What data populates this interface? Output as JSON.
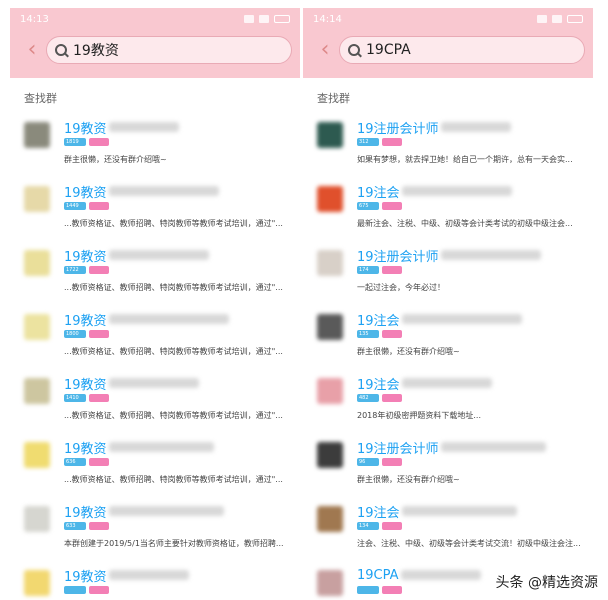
{
  "left": {
    "status_time": "14:13",
    "query": "19教资",
    "section_label": "查找群",
    "items": [
      {
        "title": "19教资",
        "tag_count": "1819",
        "desc": "群主很懒，还没有群介绍哦~",
        "avatar": "#8a8a7c"
      },
      {
        "title": "19教资",
        "tag_count": "1449",
        "desc": "...教师资格证、教师招聘、特岗教师等教师考试培训，通过\"...",
        "avatar": "#e6d9a8"
      },
      {
        "title": "19教资",
        "tag_count": "1722",
        "desc": "...教师资格证、教师招聘、特岗教师等教师考试培训，通过\"...",
        "avatar": "#eadf9a"
      },
      {
        "title": "19教资",
        "tag_count": "1800",
        "desc": "...教师资格证、教师招聘、特岗教师等教师考试培训，通过\"...",
        "avatar": "#ece3a0"
      },
      {
        "title": "19教资",
        "tag_count": "1410",
        "desc": "...教师资格证、教师招聘、特岗教师等教师考试培训，通过\"...",
        "avatar": "#cdc6a0"
      },
      {
        "title": "19教资",
        "tag_count": "636",
        "desc": "...教师资格证、教师招聘、特岗教师等教师考试培训，通过\"...",
        "avatar": "#f0dc70"
      },
      {
        "title": "19教资",
        "tag_count": "633",
        "desc": "本群创建于2019/5/1当名师主要针对教师资格证，教师招聘...",
        "avatar": "#d6d6d0"
      },
      {
        "title": "19教资",
        "tag_count": "",
        "desc": "",
        "avatar": "#f2d870"
      }
    ]
  },
  "right": {
    "status_time": "14:14",
    "query": "19CPA",
    "section_label": "查找群",
    "items": [
      {
        "title": "19注册会计师",
        "tag_count": "312",
        "desc": "如果有梦想，就去捍卫她！给自己一个期许，总有一天会实...",
        "avatar": "#2d5a50"
      },
      {
        "title": "19注会",
        "tag_count": "675",
        "desc": "最新注会、注税、中级、初级等会计类考试的初级中级注会...",
        "avatar": "#e0502c"
      },
      {
        "title": "19注册会计师",
        "tag_count": "174",
        "desc": "一起过注会，今年必过！",
        "avatar": "#d8d0c8"
      },
      {
        "title": "19注会",
        "tag_count": "135",
        "desc": "群主很懒，还没有群介绍哦~",
        "avatar": "#5a5a5a"
      },
      {
        "title": "19注会",
        "tag_count": "482",
        "desc": "2018年初级密押题资料下载地址...",
        "avatar": "#e8a0a8"
      },
      {
        "title": "19注册会计师",
        "tag_count": "96",
        "desc": "群主很懒，还没有群介绍哦~",
        "avatar": "#3c3c3c"
      },
      {
        "title": "19注会",
        "tag_count": "134",
        "desc": "注会、注税、中级、初级等会计类考试交流！初级中级注会注...",
        "avatar": "#a07850"
      },
      {
        "title": "19CPA",
        "tag_count": "",
        "desc": "",
        "avatar": "#c8a0a0"
      }
    ]
  },
  "watermark": "头条 @精选资源"
}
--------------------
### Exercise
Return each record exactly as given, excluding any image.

### Task response
What data populates this interface? Output as JSON.
{
  "left": {
    "status_time": "14:13",
    "query": "19教资",
    "section_label": "查找群",
    "items": [
      {
        "title": "19教资",
        "tag_count": "1819",
        "desc": "群主很懒，还没有群介绍哦~",
        "avatar": "#8a8a7c"
      },
      {
        "title": "19教资",
        "tag_count": "1449",
        "desc": "...教师资格证、教师招聘、特岗教师等教师考试培训，通过\"...",
        "avatar": "#e6d9a8"
      },
      {
        "title": "19教资",
        "tag_count": "1722",
        "desc": "...教师资格证、教师招聘、特岗教师等教师考试培训，通过\"...",
        "avatar": "#eadf9a"
      },
      {
        "title": "19教资",
        "tag_count": "1800",
        "desc": "...教师资格证、教师招聘、特岗教师等教师考试培训，通过\"...",
        "avatar": "#ece3a0"
      },
      {
        "title": "19教资",
        "tag_count": "1410",
        "desc": "...教师资格证、教师招聘、特岗教师等教师考试培训，通过\"...",
        "avatar": "#cdc6a0"
      },
      {
        "title": "19教资",
        "tag_count": "636",
        "desc": "...教师资格证、教师招聘、特岗教师等教师考试培训，通过\"...",
        "avatar": "#f0dc70"
      },
      {
        "title": "19教资",
        "tag_count": "633",
        "desc": "本群创建于2019/5/1当名师主要针对教师资格证，教师招聘...",
        "avatar": "#d6d6d0"
      },
      {
        "title": "19教资",
        "tag_count": "",
        "desc": "",
        "avatar": "#f2d870"
      }
    ]
  },
  "right": {
    "status_time": "14:14",
    "query": "19CPA",
    "section_label": "查找群",
    "items": [
      {
        "title": "19注册会计师",
        "tag_count": "312",
        "desc": "如果有梦想，就去捍卫她！给自己一个期许，总有一天会实...",
        "avatar": "#2d5a50"
      },
      {
        "title": "19注会",
        "tag_count": "675",
        "desc": "最新注会、注税、中级、初级等会计类考试的初级中级注会...",
        "avatar": "#e0502c"
      },
      {
        "title": "19注册会计师",
        "tag_count": "174",
        "desc": "一起过注会，今年必过！",
        "avatar": "#d8d0c8"
      },
      {
        "title": "19注会",
        "tag_count": "135",
        "desc": "群主很懒，还没有群介绍哦~",
        "avatar": "#5a5a5a"
      },
      {
        "title": "19注会",
        "tag_count": "482",
        "desc": "2018年初级密押题资料下载地址...",
        "avatar": "#e8a0a8"
      },
      {
        "title": "19注册会计师",
        "tag_count": "96",
        "desc": "群主很懒，还没有群介绍哦~",
        "avatar": "#3c3c3c"
      },
      {
        "title": "19注会",
        "tag_count": "134",
        "desc": "注会、注税、中级、初级等会计类考试交流！初级中级注会注...",
        "avatar": "#a07850"
      },
      {
        "title": "19CPA",
        "tag_count": "",
        "desc": "",
        "avatar": "#c8a0a0"
      }
    ]
  },
  "watermark": "头条 @精选资源"
}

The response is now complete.